ABOUT THIS TASK:
Where does the word "select" occur in the material? Copy each line that has it.
BEGIN SUPPLIED DATA
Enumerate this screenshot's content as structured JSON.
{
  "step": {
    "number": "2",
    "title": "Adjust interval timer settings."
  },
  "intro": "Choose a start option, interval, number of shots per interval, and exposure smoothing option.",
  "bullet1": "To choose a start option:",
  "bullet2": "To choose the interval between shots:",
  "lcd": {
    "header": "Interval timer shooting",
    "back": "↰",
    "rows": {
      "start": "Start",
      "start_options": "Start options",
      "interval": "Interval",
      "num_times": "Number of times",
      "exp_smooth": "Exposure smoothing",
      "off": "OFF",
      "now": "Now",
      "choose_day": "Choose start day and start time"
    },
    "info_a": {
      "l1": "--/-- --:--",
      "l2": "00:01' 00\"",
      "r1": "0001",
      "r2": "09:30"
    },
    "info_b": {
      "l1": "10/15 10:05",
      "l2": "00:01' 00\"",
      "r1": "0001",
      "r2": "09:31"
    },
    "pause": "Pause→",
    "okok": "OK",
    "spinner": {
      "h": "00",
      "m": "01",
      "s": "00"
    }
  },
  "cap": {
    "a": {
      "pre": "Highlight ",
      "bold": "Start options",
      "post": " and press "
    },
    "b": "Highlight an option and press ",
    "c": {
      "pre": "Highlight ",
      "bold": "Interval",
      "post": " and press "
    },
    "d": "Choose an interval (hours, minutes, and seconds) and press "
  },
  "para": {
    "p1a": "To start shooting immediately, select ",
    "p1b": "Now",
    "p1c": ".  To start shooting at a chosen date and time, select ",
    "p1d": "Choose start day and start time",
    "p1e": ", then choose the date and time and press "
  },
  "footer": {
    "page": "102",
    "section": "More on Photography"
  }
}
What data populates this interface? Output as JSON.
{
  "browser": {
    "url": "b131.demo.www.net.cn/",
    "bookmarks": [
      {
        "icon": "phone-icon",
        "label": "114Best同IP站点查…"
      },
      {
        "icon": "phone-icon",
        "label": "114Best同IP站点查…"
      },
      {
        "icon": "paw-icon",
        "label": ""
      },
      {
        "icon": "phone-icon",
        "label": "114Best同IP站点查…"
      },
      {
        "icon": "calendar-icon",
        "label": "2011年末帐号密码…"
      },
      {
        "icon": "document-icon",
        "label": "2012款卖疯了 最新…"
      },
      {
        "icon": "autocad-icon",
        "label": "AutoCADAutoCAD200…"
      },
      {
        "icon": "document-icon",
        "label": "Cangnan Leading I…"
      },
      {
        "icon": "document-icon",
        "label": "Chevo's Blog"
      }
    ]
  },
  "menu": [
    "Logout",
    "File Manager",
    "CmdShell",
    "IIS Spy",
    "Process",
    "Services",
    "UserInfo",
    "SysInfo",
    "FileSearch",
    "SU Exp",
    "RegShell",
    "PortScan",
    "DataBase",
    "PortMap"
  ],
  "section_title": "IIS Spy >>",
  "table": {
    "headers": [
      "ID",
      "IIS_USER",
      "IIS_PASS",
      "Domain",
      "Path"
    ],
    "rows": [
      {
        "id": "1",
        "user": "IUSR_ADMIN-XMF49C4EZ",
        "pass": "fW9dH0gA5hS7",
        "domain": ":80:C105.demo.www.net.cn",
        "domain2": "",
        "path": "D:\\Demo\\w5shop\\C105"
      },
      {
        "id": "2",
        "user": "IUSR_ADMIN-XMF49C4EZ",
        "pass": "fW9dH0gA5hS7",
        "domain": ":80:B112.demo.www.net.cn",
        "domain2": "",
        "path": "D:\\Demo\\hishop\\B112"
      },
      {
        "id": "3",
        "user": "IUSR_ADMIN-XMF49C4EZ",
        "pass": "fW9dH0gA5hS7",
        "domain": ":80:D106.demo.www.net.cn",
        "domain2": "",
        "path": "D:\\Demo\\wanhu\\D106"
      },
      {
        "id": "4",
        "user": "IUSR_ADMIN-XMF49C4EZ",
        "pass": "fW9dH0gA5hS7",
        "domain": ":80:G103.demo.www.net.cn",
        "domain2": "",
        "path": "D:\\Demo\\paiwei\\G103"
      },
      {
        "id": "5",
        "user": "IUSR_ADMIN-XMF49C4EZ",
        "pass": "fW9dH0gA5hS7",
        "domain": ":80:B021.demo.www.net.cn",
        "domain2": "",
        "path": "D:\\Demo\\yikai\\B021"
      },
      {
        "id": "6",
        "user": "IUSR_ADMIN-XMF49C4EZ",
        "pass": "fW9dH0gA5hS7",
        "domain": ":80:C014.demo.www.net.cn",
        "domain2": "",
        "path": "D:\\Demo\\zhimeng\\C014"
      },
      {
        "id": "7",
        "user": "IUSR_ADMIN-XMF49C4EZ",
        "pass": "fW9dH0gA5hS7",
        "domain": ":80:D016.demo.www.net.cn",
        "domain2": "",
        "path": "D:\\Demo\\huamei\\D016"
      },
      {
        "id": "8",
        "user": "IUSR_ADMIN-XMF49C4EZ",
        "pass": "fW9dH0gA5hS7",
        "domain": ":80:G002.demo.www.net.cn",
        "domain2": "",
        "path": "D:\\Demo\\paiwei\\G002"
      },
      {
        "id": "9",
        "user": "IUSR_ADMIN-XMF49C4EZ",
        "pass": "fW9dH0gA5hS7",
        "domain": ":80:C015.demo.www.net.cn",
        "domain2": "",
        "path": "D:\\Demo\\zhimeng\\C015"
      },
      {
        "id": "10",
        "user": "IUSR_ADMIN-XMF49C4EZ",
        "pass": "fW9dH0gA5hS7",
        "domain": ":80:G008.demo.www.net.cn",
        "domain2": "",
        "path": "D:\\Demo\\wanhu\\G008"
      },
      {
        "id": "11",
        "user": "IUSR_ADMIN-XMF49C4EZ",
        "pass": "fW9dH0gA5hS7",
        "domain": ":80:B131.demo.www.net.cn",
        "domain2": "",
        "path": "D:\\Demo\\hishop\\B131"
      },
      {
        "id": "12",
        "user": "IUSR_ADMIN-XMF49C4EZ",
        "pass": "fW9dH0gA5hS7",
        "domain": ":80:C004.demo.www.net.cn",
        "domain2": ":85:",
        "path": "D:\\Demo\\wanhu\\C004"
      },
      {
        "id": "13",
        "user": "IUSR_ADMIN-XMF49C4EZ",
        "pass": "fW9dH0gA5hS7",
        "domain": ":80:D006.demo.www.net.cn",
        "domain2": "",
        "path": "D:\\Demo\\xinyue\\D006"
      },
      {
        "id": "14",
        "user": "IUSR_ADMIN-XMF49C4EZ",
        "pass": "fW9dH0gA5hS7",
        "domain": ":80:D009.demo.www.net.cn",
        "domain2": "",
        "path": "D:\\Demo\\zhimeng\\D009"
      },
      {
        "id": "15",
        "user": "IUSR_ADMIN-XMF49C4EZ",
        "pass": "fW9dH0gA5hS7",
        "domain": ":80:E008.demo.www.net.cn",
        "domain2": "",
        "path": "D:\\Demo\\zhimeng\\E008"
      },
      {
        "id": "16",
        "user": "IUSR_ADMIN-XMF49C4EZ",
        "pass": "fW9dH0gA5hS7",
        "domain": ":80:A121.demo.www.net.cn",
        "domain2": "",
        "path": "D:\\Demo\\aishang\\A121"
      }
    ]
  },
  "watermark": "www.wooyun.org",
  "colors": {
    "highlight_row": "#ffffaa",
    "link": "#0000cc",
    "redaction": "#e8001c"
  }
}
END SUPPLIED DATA
ANSWER SPACE:
    "p1a": "To start shooting immediately, select ",
    "p1c": ".  To start shooting at a chosen date and time, select ",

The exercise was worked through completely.